Natraj seamlessly melds the classical music of India, traditional music from West Africa and contemporary jazz to create its own unique and infectious style. Hard-driving African grooves and graceful Indian ragas meet in the band’s expansive jazz conception. Selected as Boston’s Best Jazz Band by The Improper Bostonian and nominated Best World Music Act at the Boston Music Awards, Natraj captivates and excites audiences with exotic textures, accessible melodies, and rhythmic energy.
Phil Scarff – soprano saxophone
Bruno Raberg – string bass
Jerry Leake – tabla, multipercussion
Bertram Lehmann – drums and percussion
Carl Clements – special guest, bamboo flute
“Natraj blends complex tempos and traditions with graceful, unforced virtuosity … a hypnotic, symbiotic tapestry. Fusion is rarely this deep and exotic yet accessible … discover a new world here.” —The Boston Globe

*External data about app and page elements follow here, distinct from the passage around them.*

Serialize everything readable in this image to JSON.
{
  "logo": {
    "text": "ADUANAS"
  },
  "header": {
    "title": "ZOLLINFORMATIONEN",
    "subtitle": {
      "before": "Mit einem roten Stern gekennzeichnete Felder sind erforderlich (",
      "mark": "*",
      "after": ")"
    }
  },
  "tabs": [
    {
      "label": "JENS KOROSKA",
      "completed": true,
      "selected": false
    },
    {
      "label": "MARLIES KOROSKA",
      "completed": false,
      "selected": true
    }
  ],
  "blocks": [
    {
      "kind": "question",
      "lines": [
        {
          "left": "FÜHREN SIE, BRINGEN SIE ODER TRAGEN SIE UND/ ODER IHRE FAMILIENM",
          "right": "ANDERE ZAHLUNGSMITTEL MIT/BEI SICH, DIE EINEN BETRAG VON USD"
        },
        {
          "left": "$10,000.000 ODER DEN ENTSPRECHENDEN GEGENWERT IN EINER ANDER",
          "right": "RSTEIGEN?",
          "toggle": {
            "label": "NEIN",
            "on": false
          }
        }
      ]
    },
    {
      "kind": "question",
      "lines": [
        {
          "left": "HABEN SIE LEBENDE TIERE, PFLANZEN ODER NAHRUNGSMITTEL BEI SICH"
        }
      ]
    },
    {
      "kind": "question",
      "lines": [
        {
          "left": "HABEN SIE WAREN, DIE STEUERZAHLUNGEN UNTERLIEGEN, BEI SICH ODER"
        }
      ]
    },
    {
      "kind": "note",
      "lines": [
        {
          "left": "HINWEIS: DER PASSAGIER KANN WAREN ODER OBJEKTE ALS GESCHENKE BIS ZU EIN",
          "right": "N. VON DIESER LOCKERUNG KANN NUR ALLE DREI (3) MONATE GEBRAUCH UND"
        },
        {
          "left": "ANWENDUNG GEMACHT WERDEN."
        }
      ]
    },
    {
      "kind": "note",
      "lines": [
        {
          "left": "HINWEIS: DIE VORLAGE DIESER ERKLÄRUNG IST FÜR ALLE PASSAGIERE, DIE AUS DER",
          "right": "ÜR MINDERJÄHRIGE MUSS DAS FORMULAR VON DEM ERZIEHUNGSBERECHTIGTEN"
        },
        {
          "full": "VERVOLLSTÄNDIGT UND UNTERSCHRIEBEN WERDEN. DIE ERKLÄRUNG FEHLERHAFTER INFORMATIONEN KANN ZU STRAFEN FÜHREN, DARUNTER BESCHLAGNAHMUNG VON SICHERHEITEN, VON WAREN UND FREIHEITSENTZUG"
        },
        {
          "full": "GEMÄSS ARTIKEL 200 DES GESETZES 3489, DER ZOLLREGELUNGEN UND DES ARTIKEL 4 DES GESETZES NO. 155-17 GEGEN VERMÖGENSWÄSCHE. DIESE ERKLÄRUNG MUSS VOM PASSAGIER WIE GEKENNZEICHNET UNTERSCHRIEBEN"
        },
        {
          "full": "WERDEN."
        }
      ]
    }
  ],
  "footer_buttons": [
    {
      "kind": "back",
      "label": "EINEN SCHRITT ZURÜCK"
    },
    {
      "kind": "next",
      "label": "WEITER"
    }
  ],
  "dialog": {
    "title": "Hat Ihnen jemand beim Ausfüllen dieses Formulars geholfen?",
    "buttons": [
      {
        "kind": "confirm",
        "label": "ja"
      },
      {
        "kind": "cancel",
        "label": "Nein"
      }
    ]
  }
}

“Technical excellence and sensitive musicianship transcend national and cultural boundaries, and there is clearly an abundance of both on this recording…. Compares favorably with Shakti.... Every performer displays both a melodic and technical flair…. The performances on this album are everywhere excellent.” —Cadence
“[This] Boston group doesn’t simply draw on Indian influences some of the time—it specializes in a seamless blend of jazz and Indian music.... [Natraj] embraces both Western and Indian instruments … delightfully unconventional.” —Jazziz
“We heard the future of jazz ... we heard the future of world music ... a spellbinding tapestry... a jazz hybrid of celebration and reflection.” —Times of India
“East meets West and South in the music of the Boston-based band Natraj. The quintet plays contemporary jazz with intoxicating Indian influences and entrancing African rhythms, hypnotically combining instruments from the three regions into eerie and original music.” —WBUR-FM, Boston, MA
ACJE performs in Buckley Recital Hall in the Arms Music Building. The concert is free and open to the public, collecting cash for the Amherst Survival Center.
Join Amherst Cinema every Friday for a free late-night flick featuring the best cult, genre and outré on the big screen. Free for Amherst College students with presentation of student ID at box office. Visit the Amherst Cinema website for more information on programming.
Professor David Gloman has partnered with Kurt Heidinger, director of the Biocitizen School, to create an art event that inspires the public to imagine the unique biocultural character of the Nonotuck biome (also known as the central Connecticut River Valley) by “re-presenting” the landscapes that Orra Hitchcock depicted in the mid 19th century. Professor Gloman has located the sites where they were painted and created his own painted landscape portraits of those sites. View Gloman and Hitchcock's illustrations together in Frost Library's Mezzanine Gallery from September 4 - October 29.
The opening reception will be on September 27 from 4:30 - 6 p.m. in the Center for Humanistic Inquiry (2nd Floor, Frost Library).
Come contribute to our collaborative mural! This project began with the idea of using art to heal from sexual violence. From there, it evolved into a collaborative mural between all the resource centers that puts focus on the theme of healing from any kind of trauma or any type of injustice. Feel free to come with an item you would like to glue on or supplies, or use our supplies. We will have paint, markers, paint pens, hot glue guns (for gluing on items) and collage supplies. By contributing to this mural, you are by no means obligated to explain your contribution, or share anything about your experience that is private.